__What needs to be done__
Scan the records for "data" and copy each line that contains it.

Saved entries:
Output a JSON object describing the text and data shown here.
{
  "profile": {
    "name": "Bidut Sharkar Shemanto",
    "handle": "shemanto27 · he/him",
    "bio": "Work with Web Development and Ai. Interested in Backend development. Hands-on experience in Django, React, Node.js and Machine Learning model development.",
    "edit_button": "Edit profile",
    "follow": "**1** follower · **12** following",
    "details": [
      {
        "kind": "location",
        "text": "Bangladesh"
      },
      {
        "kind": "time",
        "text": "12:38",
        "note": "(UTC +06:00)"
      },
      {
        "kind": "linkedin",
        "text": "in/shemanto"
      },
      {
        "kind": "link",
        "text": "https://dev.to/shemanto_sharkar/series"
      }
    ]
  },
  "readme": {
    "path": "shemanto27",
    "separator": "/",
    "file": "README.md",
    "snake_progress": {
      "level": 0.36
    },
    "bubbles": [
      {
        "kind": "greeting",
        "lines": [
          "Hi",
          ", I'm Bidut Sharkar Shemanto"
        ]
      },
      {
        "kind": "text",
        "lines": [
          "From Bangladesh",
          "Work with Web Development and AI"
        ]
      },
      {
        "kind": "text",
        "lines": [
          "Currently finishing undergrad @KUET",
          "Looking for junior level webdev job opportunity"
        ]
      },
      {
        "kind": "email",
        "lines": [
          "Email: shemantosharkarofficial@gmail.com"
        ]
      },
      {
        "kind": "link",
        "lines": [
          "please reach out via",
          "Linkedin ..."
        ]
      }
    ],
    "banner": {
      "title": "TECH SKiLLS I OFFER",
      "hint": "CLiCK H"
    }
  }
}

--

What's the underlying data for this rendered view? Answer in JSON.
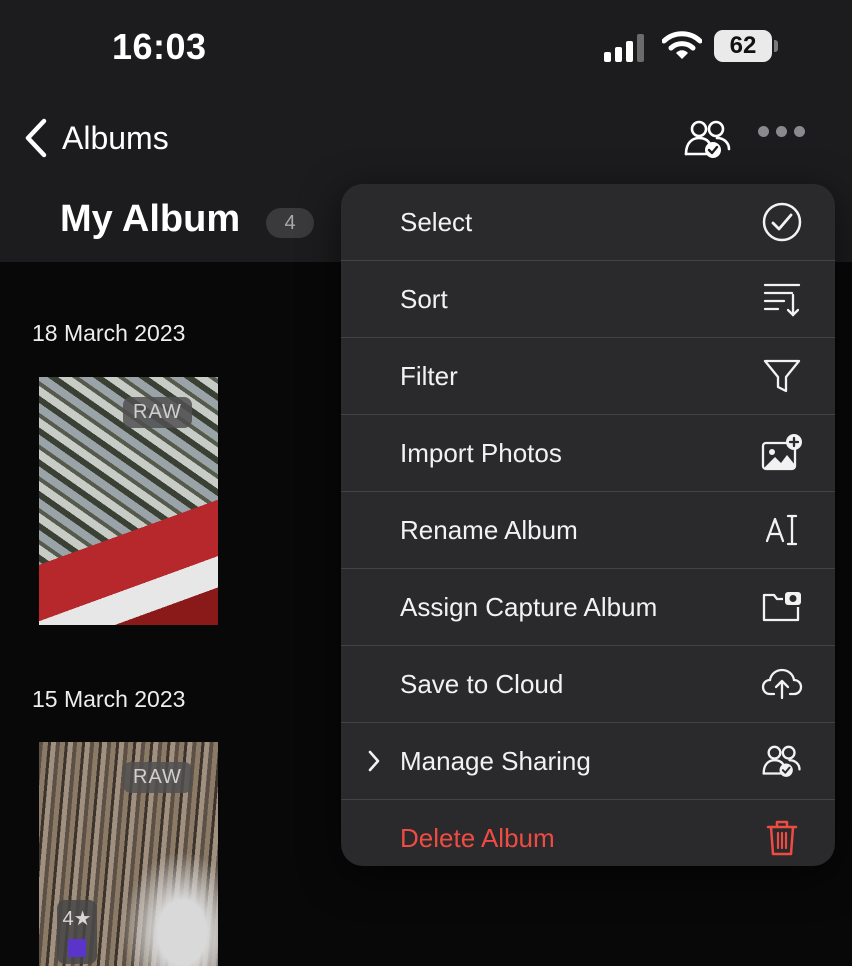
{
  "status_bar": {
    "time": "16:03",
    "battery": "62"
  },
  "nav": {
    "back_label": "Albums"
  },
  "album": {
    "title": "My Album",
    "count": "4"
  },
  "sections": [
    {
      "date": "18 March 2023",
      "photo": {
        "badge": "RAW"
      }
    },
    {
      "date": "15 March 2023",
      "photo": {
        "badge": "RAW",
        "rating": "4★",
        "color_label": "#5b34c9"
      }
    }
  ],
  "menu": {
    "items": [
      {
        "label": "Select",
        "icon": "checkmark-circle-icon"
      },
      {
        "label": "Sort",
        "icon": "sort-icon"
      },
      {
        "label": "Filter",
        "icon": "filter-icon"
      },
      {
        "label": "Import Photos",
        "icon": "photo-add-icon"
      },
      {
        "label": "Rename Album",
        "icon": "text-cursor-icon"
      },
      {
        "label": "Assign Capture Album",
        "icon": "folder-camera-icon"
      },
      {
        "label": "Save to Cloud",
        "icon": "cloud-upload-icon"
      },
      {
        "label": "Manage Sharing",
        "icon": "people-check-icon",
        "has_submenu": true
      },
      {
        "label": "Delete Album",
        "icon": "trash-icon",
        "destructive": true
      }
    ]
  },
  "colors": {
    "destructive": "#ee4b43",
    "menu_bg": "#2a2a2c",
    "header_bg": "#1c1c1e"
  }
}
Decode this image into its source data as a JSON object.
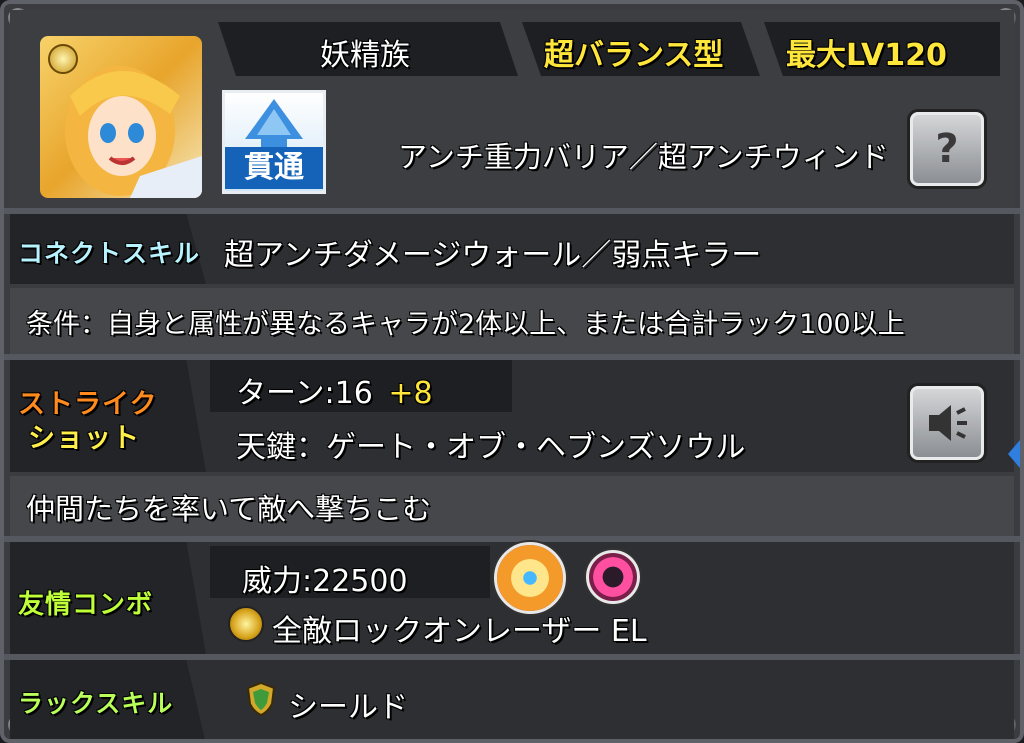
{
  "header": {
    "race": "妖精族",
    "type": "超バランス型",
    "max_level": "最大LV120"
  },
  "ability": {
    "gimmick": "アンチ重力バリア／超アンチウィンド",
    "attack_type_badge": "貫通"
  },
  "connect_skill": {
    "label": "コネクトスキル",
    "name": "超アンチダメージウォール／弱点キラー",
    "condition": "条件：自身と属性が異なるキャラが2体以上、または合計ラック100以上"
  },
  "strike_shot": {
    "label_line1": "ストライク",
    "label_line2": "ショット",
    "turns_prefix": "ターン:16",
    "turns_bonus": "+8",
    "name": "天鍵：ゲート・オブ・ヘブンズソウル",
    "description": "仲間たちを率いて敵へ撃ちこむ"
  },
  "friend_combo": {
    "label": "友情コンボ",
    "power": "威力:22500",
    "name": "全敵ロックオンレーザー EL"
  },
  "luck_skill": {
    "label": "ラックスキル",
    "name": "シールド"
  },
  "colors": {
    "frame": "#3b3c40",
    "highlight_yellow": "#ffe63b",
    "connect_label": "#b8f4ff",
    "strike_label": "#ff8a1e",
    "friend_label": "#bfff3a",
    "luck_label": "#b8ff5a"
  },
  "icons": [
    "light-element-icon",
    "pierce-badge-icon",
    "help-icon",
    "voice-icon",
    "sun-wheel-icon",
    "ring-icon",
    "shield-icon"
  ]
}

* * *

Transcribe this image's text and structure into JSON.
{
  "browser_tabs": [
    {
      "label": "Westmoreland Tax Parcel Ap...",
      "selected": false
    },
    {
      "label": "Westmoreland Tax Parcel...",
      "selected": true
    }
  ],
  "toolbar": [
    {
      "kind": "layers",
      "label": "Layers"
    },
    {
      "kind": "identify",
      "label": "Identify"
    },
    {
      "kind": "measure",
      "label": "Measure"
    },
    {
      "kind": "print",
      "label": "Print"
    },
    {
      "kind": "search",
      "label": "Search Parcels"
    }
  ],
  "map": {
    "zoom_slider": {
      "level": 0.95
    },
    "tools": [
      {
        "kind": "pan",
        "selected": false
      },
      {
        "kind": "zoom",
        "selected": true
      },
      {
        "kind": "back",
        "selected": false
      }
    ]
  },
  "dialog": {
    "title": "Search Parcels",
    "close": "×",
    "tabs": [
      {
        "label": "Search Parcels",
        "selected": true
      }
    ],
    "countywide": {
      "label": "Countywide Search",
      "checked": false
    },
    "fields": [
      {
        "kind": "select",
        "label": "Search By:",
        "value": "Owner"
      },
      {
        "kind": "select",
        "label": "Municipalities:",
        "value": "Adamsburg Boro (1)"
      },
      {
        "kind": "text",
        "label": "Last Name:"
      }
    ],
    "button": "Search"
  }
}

__Exercise answer__
Output a JSON object describing the text and data shown here.
What's the underlying data for this rendered view? Answer in JSON.
Decode this image into its source data as a JSON object.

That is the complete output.